Size > 2 cm in diameter
Invasion depth of > 2 mm
Location near the ear or vermilion border
About one third of lingual or mucosal cancers have metastasized before diagnosis (see Oral Squamous Cell Carcinoma Oral Squamous Cell Carcinoma Oral cancer refers to cancer occurring between the vermilion border of the lips and the junction of the hard and soft palates or the posterior one third of the tongue. Over 95% of people with... read more ).

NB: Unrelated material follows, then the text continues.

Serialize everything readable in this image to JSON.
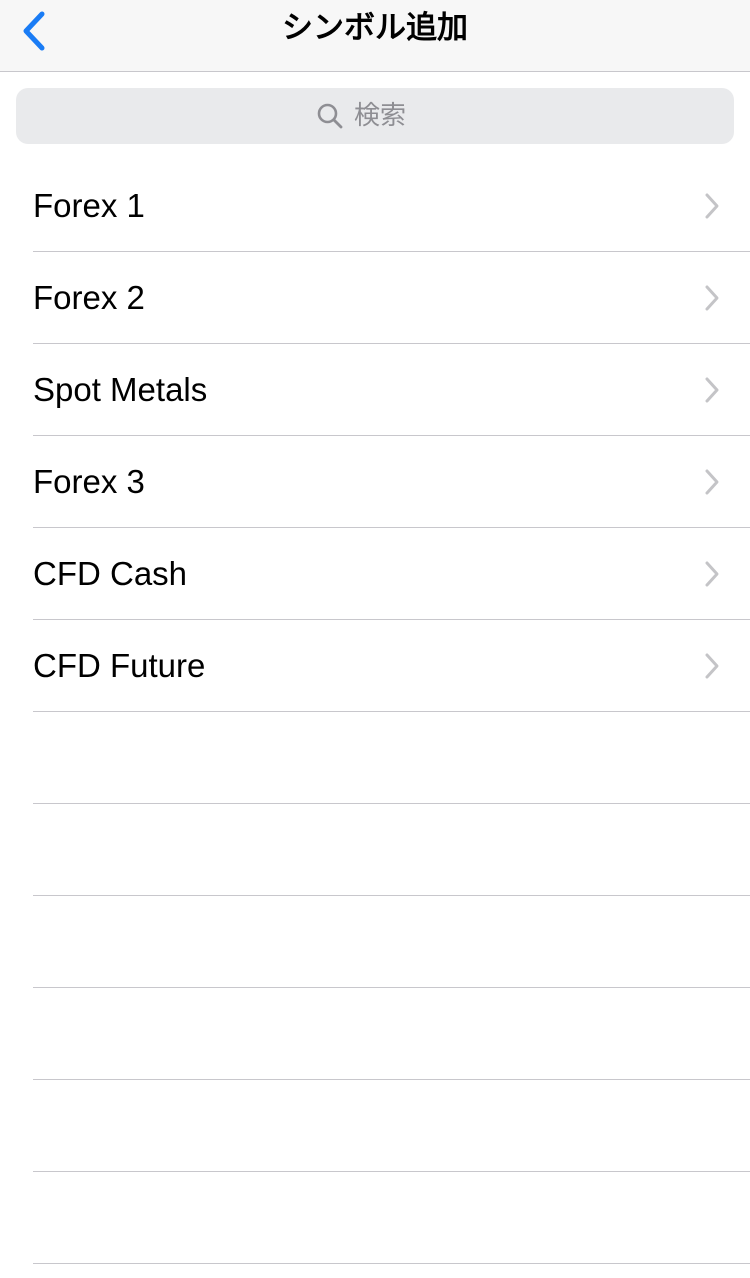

Late-stage disease, which may require extensive surgery, is far more likely to metastasize. It spreads initially regionally to surrounding skin and lymph nodes and eventually to nearby organs. Cancers that occur near the ears or the vermilion border, in scars, or that have perineural invasion are more likely to metastasize. The overall 5-year survival rate for metastatic disease is 34% despite therapy.
Treatment of Squamous Cell Carcinoma
Usually locally destructive techniques
Treatment of squamous cell carcinoma is similar to that for basal cell carcinoma Treatment Basal cell carcinoma is a superficial, slowly growing papule or nodule that derives from certain epidermal cells. Basal cell carcinomas arise from keratinocytes near the basal layer, which are... read more and includes curettage and electrodesiccation, surgical excision, cryosurgery, topical chemotherapy (imiquimod or 5-fluorouracil) and photodynamic therapy, or, occasionally, radiation therapy. Treatment and follow-up must be monitored closely because of the greater risk of metastasis compared with a basal cell carcinoma.
Squamous cell carcinoma on the lip or other mucocutaneous junction should be excised; at times, cure is difficult.
Recurrences and large tumors should be treated aggressively with Mohs microscopically controlled surgery, in which tissue borders are progressively excised until specimens are tumor-free (as determined by microscopic examination during surgery), or by a team approach with surgery and radiation therapy. Because tumors with perineural invasion are aggressive, radiation therapy should be considered after surgery.
Metastatic disease is responsive to radiation therapy if metastases can be identified and are isolated. Widespread metastases do not respond well to chemotherapeutic regimens. For inoperable advanced disease or metastatic disease, programmed death receptor 1 (PD-1) inhibitors (eg, cemiplimab, pembrolizumab) are now an option.
Prevention of Squamous Cell Carcinoma
Because squamous cell carcinoma seems to be related to ultraviolet (UV) exposure, a number of measures are recommended to limit exposure.
Sun avoidance: Seeking shade, minimizing outdoor activities between 10 AM and 4 PM (when sun's rays are strongest), and avoiding sunbathing and the use of tanning beds
Use of protective clothing: Long-sleeved shirts, pants, and broad-brimmed hats
Use of sunscreen: At least sun protection factor (SPF) 30 with broad-spectrum UVA/UVB protection, used as directed (ie, reapplied every 2 hours and after swimming or sweating); should not be used to prolong sun exposure
Squamous cell carcinoma, because of its high frequency of occurrence and highly variable appearance, should be considered in any nonhealing lesion in a sun-exposed area.
Metastases are uncommon but are more likely in cancers involving the lingual or mucosal surfaces; that occur near the ears, the vermilion border, or in scars; or that have perineural invasion.
Treatment is usually with locally destructive methods, sometimes also with radiation therapy (eg, for tumors that are large, recurrent, or have perineural invasion).
PD-1 inhibitors such as cemiplimab and pembrolizumab may be useful in patients with advanced or metastatic disease.